The Wright-Giemsa stain is a modified Romanowsky stain composed of a combination of basic dyes, viz., methylene blue and its oxidative products, azure A and azure B, and an acidic dye, eosin. The stain is used routinely in hematology laboratories to stain peripheral blood and bone marrow aspirate smears.


Wright-Giemsa Stain, Modified : When blood films are stained using Wright-Giemsa Stain, the white blood cell nucleus and cytoplasm take on the characteristic blue or pink coloration. The combination of purified eosin and thiazine dyes in the product eliminates inconsistent staining and yields reproducible chromogenic responses.


Staining the Blood Smear After the smear has been produced properly, it is ready for Wright's staining. The mechanism of Wright's staining is a proc­ ess in which both chemical and physical factors playa role. During the staining proc­ ess, the stain in methanol is directly applied to the smear. The alcoholic solution tends to


Wright staining is used to differentiate blood cells which consist of a mixture of eosin and methylene blue dyes.

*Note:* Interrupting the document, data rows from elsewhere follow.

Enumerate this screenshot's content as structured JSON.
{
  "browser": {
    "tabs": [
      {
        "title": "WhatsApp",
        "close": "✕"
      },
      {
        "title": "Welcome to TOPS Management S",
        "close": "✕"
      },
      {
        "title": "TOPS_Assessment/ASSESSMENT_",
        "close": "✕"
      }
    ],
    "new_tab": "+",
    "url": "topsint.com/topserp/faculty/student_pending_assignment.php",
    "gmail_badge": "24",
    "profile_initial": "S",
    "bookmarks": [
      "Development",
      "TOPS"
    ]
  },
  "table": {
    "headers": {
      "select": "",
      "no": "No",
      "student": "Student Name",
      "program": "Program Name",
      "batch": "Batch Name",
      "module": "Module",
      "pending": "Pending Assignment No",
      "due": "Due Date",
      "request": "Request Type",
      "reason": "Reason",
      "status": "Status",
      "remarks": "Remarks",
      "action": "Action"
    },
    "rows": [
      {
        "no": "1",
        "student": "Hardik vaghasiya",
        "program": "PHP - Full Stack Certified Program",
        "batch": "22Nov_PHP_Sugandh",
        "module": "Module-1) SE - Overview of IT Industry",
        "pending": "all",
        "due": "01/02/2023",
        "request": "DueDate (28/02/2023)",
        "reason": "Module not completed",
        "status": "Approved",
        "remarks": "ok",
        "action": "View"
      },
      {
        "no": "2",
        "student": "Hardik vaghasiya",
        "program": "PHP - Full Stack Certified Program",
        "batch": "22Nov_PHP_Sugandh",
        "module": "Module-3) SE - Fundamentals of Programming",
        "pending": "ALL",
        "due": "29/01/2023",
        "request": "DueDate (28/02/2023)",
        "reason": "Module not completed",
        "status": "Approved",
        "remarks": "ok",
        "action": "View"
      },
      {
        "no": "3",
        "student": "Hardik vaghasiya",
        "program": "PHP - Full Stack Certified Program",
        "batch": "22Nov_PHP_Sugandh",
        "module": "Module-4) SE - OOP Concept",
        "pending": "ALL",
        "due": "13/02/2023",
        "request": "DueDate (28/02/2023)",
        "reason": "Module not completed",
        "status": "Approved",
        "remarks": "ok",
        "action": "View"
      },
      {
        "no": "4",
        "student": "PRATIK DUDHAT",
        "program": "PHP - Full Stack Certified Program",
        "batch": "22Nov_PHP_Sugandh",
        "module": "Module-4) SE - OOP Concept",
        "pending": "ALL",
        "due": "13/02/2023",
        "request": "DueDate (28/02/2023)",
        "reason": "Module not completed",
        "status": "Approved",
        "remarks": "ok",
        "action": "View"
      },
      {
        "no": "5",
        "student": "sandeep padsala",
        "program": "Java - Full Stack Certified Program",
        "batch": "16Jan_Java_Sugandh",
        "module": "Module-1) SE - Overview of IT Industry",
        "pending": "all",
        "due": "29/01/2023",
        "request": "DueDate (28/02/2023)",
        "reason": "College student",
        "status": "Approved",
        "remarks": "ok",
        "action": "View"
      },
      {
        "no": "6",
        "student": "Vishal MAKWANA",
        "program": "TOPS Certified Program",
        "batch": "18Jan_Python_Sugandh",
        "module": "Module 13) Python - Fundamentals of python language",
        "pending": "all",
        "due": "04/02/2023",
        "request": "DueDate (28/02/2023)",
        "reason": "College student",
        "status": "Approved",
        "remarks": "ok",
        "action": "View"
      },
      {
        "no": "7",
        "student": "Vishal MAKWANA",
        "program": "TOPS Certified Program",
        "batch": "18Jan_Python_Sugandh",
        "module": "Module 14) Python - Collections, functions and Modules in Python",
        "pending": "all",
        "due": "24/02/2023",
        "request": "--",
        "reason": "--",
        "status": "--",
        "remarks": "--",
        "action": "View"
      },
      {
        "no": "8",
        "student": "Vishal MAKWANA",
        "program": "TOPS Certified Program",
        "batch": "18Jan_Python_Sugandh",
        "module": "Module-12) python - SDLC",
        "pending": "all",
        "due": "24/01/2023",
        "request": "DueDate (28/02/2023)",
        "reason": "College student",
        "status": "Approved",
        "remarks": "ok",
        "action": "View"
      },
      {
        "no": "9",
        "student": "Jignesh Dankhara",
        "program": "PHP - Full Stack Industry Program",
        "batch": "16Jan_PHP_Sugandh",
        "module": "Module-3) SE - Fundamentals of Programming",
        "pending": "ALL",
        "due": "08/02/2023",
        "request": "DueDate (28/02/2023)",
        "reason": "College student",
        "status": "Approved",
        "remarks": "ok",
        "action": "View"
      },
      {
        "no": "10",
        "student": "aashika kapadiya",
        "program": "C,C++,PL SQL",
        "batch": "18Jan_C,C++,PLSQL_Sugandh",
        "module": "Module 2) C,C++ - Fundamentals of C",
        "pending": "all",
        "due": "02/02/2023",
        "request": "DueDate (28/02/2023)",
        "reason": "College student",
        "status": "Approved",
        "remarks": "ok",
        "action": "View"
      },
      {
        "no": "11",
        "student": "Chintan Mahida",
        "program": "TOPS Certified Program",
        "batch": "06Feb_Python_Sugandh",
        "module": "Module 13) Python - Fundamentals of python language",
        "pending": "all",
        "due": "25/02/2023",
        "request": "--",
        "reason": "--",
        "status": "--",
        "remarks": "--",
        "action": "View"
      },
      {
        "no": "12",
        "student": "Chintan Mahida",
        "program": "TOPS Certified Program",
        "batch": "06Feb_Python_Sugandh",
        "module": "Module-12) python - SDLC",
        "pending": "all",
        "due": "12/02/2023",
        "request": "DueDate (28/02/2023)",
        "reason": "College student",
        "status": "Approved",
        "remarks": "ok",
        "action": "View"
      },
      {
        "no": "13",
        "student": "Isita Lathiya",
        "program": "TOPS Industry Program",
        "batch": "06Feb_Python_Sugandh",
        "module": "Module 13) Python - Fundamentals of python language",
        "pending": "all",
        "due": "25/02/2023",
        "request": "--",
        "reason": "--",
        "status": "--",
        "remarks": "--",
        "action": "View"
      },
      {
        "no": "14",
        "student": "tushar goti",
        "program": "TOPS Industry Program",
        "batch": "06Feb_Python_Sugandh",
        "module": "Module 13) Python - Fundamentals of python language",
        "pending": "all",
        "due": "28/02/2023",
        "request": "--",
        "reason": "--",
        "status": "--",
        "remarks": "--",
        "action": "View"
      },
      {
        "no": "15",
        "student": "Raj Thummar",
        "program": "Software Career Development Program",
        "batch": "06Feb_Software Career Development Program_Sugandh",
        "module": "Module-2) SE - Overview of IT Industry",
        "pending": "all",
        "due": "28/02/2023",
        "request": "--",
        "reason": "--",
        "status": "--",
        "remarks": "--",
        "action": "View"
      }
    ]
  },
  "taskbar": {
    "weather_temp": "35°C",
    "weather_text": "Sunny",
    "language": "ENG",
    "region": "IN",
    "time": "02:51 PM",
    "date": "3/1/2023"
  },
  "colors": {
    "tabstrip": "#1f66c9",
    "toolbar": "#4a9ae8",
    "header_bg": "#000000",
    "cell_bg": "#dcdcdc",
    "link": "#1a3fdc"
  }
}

Giemsa staining is utilized during the staining of bacterial cells as well as human cells and could be combined with Wright stain to develop Giemsa Wright stain. This is the key difference between Giemsa stain and Wright stain. CONTENTS


Stain Paks. The Stain Pak consists of one bottle each of stain, buffer, and rinse solutions, and is designed for easy installation and removal from the instrument. NOTE Only Hematek Stain Paks should be used with the Hematek Slide Stainer. Use of other stain packs or solutions may void the warranty.


1. Place approximately 50 ml Wright-Giemsa Stain in a Coplin jar. 2. Fill another Coplin jar with water or phosphate buffer. 3. Place thoroughly dried blood film,feather edge DOWN, in Wright-Giemsa Stain for approximately 30 seconds. NOTE: Rapid dipping for 5-10 seconds may reduce water artifacts on films that are not thoroughly dried. 4.